This is something I first noticed in users who posted spam. They would make a post, I would click their profile, and it would come up (unregistered). At first I thought it was their account being deleted by moderators, but I'm beginning to notice it in other non-spamming first time users as well. Is this a result of people not having to make an account to ask a question, or do these people really not want a Chem.SE account?

  • 1
    $\begingroup$ When a user is deleted/ destroyed you cannot click the profile any more. It simply does not exist and the posts, which have been created by this account are anonymised. If you happen to have the link to such a user profile, you will only get the info about the destruction. $\endgroup$ Commented Apr 28, 2016 at 7:09
  • $\begingroup$ @Mart ? I don't think this is about what you think it is. $\endgroup$
    – M.A.R.
    Commented Apr 28, 2016 at 9:36
  • $\begingroup$ @PhMgBr You obviously did not pay much attention to the whole post. I am clarifying I thought it was their account being deleted by moderators. $\endgroup$ Commented Apr 28, 2016 at 10:13
  • $\begingroup$ Ahh @Mart.
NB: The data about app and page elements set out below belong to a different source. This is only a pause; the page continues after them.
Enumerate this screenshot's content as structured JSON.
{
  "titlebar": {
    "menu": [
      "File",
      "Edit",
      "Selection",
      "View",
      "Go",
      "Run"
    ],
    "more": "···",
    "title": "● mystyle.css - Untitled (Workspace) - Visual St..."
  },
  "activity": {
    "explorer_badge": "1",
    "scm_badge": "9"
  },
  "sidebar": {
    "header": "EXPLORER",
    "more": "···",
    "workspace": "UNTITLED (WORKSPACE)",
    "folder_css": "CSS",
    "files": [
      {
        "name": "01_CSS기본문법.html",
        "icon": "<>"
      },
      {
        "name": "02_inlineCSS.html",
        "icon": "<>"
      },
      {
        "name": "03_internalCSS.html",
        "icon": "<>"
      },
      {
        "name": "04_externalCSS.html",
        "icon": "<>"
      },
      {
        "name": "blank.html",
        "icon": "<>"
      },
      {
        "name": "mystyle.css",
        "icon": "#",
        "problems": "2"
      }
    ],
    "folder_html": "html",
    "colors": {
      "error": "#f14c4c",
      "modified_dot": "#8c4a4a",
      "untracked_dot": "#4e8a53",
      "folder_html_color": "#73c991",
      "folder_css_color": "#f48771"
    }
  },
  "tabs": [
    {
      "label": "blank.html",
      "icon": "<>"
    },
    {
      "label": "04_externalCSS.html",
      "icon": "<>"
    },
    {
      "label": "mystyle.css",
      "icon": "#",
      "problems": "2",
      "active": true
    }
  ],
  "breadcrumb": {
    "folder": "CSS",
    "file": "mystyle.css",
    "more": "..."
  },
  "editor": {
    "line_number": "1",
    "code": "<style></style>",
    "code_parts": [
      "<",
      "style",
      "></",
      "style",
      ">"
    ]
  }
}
Time to reread SE 101 textbooks. :P BTW I didn't know this myself until I stumped upon that request thingy linked in my answer. This isn't reasonably documented anywhere as far as my searches are concerned. $\endgroup$
    – M.A.R.
    Commented Apr 28, 2016 at 10:23
  • $\begingroup$ What does it mean to be unregistered? $\endgroup$
    – phuclv
    Commented May 27, 2017 at 6:34

1 Answer 1
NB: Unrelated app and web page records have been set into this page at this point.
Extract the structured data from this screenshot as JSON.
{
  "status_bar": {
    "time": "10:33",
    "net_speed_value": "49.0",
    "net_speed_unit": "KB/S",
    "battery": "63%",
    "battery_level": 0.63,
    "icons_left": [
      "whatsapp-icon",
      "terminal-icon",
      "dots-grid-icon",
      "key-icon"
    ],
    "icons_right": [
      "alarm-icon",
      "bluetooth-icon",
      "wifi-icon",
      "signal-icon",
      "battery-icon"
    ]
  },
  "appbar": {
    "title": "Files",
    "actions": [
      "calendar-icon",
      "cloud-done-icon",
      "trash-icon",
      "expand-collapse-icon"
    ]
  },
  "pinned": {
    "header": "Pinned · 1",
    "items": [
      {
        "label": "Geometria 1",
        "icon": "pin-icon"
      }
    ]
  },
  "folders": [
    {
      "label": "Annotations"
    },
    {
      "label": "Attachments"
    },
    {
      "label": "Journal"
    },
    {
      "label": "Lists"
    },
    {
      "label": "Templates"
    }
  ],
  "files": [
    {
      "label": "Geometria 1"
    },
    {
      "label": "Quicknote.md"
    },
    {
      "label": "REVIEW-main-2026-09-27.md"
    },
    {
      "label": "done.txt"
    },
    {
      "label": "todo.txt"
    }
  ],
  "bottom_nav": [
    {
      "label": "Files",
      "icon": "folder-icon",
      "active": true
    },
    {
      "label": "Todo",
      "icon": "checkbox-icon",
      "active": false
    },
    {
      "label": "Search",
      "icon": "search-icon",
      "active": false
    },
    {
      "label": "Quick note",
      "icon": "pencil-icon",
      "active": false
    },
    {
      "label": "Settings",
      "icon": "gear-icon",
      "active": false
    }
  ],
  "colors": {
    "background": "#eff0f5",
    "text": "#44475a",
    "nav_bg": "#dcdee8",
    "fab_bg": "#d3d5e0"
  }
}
'Unregistered' means they're not a user yet.

For people with first posts, there's this option called 'post as guest'. They can post a question without having to log in, and their account is only identified by a browser cookie. Accounts made this way are unregistered accounts. There are some problems with this method, but it makes posting much, much easier for new users.
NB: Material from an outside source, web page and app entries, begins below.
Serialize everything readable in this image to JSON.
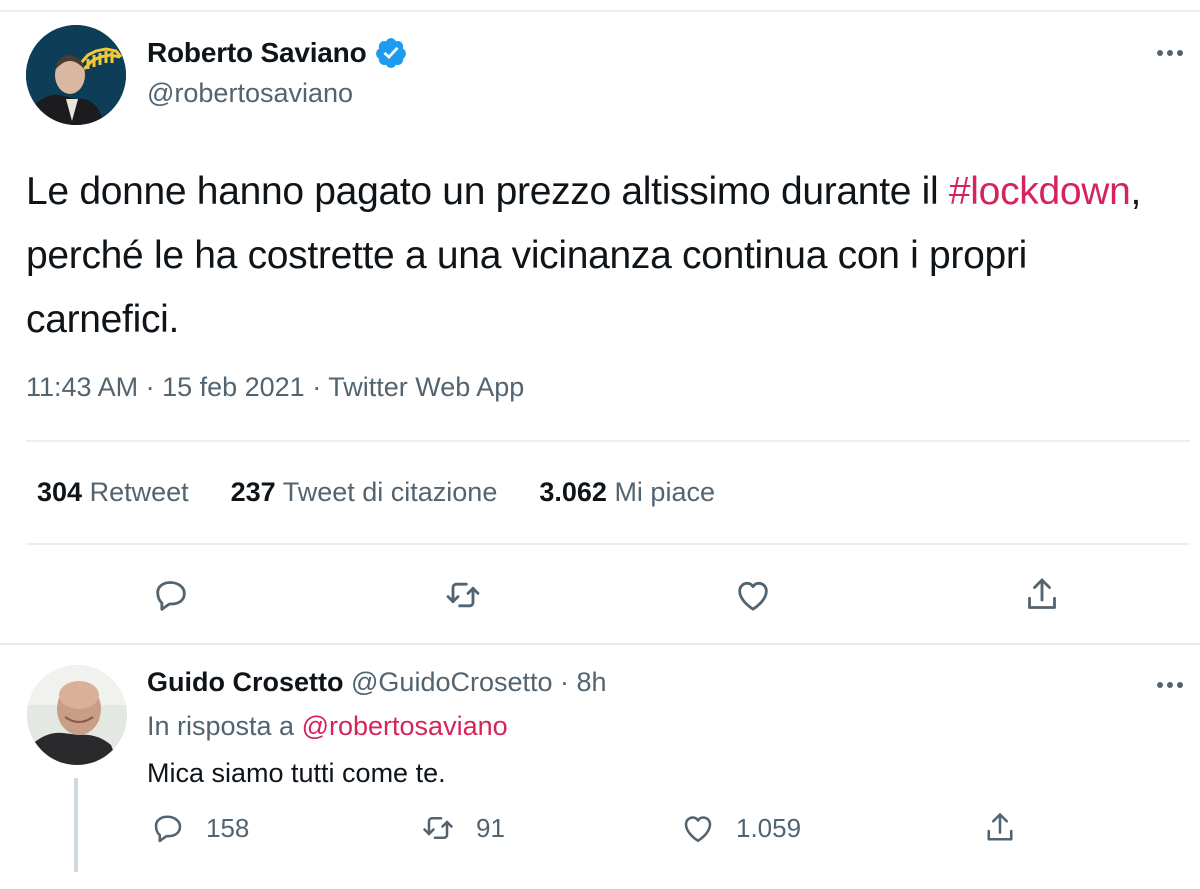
{
  "tweet": {
    "author_name": "Roberto Saviano",
    "author_handle": "@robertosaviano",
    "text_before": "Le donne hanno pagato un prezzo altissimo durante il ",
    "hashtag": "#lockdown",
    "text_after": ", perché le ha costrette a una vicinanza continua con i propri carnefici.",
    "meta": "11:43 AM · 15 feb 2021 · Twitter Web App",
    "stats": {
      "retweets_count": "304",
      "retweets_label": "Retweet",
      "quotes_count": "237",
      "quotes_label": "Tweet di citazione",
      "likes_count": "3.062",
      "likes_label": "Mi piace"
    },
    "icons": [
      "more-icon",
      "verified-badge-icon",
      "reply-icon",
      "retweet-icon",
      "like-icon",
      "share-icon"
    ]
  },
  "reply": {
    "author_name": "Guido Crosetto",
    "author_handle": "@GuidoCrosetto",
    "time": "· 8h",
    "in_reply_to_label": "In risposta a",
    "in_reply_to_handle": "@robertosaviano",
    "text": "Mica siamo tutti come te.",
    "replies": "158",
    "retweets": "91",
    "likes": "1.059"
  },
  "colors": {
    "hashtag": "#d6245b",
    "verified": "#1d9bf0",
    "secondary_text": "#536471",
    "icon_gray": "#536471"
  }
}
There's a meta.SE proposal to get rid of it, without any official results.


You must log in to answer this question.

Not the answer you're looking for? Browse other questions tagged .